Blog

After Dad Dies, 12-Year-Old Fills in Father’s Role for His Three Younger Brothers

Posted on April 10, 2017 by Alice Kenny  |  Share

This is the story of a little boy forced to fill shoes way too big for him

It’s hard to pinpoint when the childhood ended for Jossue, now 12 years old.  Maybe it was when he was 10 years old and his dad died.  Or maybe before that; when he was 8 and this dad he loved so much kept falling down drunk and getting rushed to the hospital for complications caused by cirrhosis of the liver. 

Whatever the date, the reality is Jossue stepped in as man of the house for nearly as long as he can remember, comforting his mother and helping raise his three younger brothers. 

This has been a big deal for a little boy.  So big that Jossue had a psychotic break, psychologists say, and began hearing voices after his dad’s death.  The voices finally stopped three months ago thanks to intense intervention from staff at Catholic Charities affiliate St. Ignatius school and deep love from his mother and three little brothers.

“I missed my dad a lot and started seeing things,” says Jossue, now age 12.  “I was hearing things, people calling my name but people weren’t actually there.”

Life didn’t start off so hard.  Jossue remembers younger years in a happy home.  His dad worked fulltime as a liquor store deliveryman; his mother worked as a part-time home attendant.  They earned enough to afford a decent apartment in tough but affordable Hunts Point in the Bronx.

Most important, Jossue’s parents were loving; his dad never hit anyone in the family even after alcohol took hold of him, Jossue and his mother say.  There was enough money for rent and food.  Perhaps best of all, Jossue’s little brothers were his playmates, not his responsibility.

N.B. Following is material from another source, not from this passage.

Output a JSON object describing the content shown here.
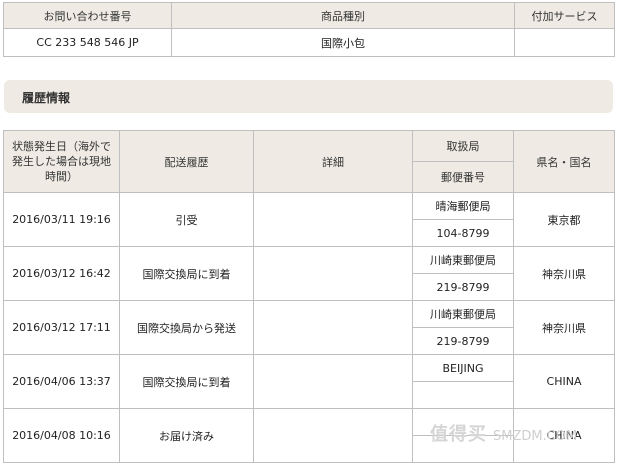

His mom was his mom, not someone whose tears he had to dry.

Now, however, “I have to help everyone and take care of the whole family,” he says.  “My brothers have homework and they need help and my mom needs help with math because she’s studying for her GED.  It makes me feel important but sometimes it feels like too much.”

His mom, Aurelia, 42, had to give up her small home attendant income to take her children to frequent psychologist appointments and pull them out of the darkness.  She took on house cleaning since it offers flexible hours that allow her to work around her children’s medical appointments. But the pay, combined with the limited demand in their impoverished neighborhood, left the family with expenses far greater than her small income. As a result, after Jossue’s dad died the family fell $5000 behind on their rent and faced eviction.

Fortunately, in July 2015, six months after Jossue’s dad died, his mom found and enrolled Jossue in St. Ignatius School, an oasis in Hunts Point, the poorest congressional district in the U.S. It is part middle school, part social service provider and part miracle worker.  A stunning 100-percent of its students go on to graduate from high school -- compared to 32.9-percent of students who attend Hunts Point school district schools. Better still, 90-percent of its students go on to college – nearly three times the college attendance rate of their peers.

At St. Ignatius, Jossue receives education, counseling and an introduction to the world outside his sad home.  Similar to his fellow students, he spends summers at St. Ignatius’ summer camp in Lake Placid. Then, weekdays during the school year, he arrives early in his blue uniform stays for homework help and supervision until 5:30 every weekday night. Because he is in financial need, all of his expenses are covered.

He loves the friends he made here as well as his teachers, Jossue says, and has begun to dream again.  A talented artist, he sketches scenes for video games he hopes to invent some day.  But he has no computer to practice graphic art or to use for homework.  So Catholic Charities drew on $370 in New York Times Neediest Cases funds to purchase a laptop computer.

Moreover, staff from Catholic Charities eviction prevention services got the family’s rental arrears paid off.  Then they negotiated a Family Eviction Prevention Subsidy to slash their rent from $1200/month to an affordable $200.

Taking help, however, does not sit well for this once-independent family. 

So Jossue tutors him mom in English and for her upcoming GED exam to give this young widow the skills she needs to land a job that can support her family.

“Even though I’m just a kid I keep helping my mom any way I can so she can get a good job instead of the one she has,” Jossue says.  “We’re a strong family and even though my dad’s not here we keep going on.”